**Information shown**.

- - -

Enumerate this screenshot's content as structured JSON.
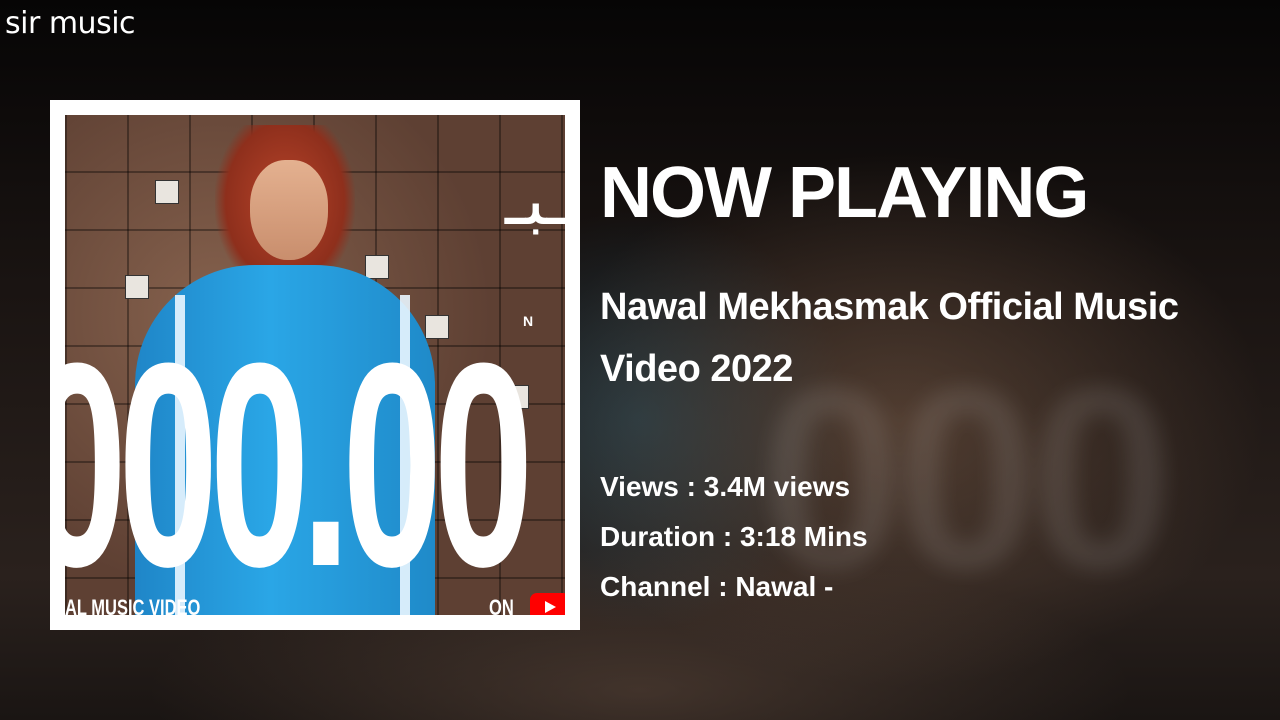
{
  "app": {
    "brand": "sir music"
  },
  "cover": {
    "big_number": "000.00",
    "bottom_text": "AL MUSIC VIDEO",
    "bottom_on": "ON",
    "letter": "N"
  },
  "now_playing": {
    "heading": "NOW PLAYING",
    "title": "Nawal Mekhasmak Official Music Video 2022",
    "views_label": "Views : 3.4M views",
    "duration_label": "Duration : 3:18 Mins",
    "channel_label": "Channel : Nawal -"
  },
  "colors": {
    "text": "#ffffff",
    "frame": "#ffffff",
    "background": "#0b0908",
    "youtube": "#ff0000",
    "jacket": "#2aa6e6"
  }
}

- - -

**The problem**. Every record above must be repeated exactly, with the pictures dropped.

**Task answer**.
Enumerate this screenshot's content as structured JSON.
{
  "app": {
    "brand": "sir music"
  },
  "cover": {
    "big_number": "000.00",
    "bottom_text": "AL MUSIC VIDEO",
    "bottom_on": "ON",
    "letter": "N"
  },
  "now_playing": {
    "heading": "NOW PLAYING",
    "title": "Nawal Mekhasmak Official Music Video 2022",
    "views_label": "Views : 3.4M views",
    "duration_label": "Duration : 3:18 Mins",
    "channel_label": "Channel : Nawal -"
  },
  "colors": {
    "text": "#ffffff",
    "frame": "#ffffff",
    "background": "#0b0908",
    "youtube": "#ff0000",
    "jacket": "#2aa6e6"
  }
}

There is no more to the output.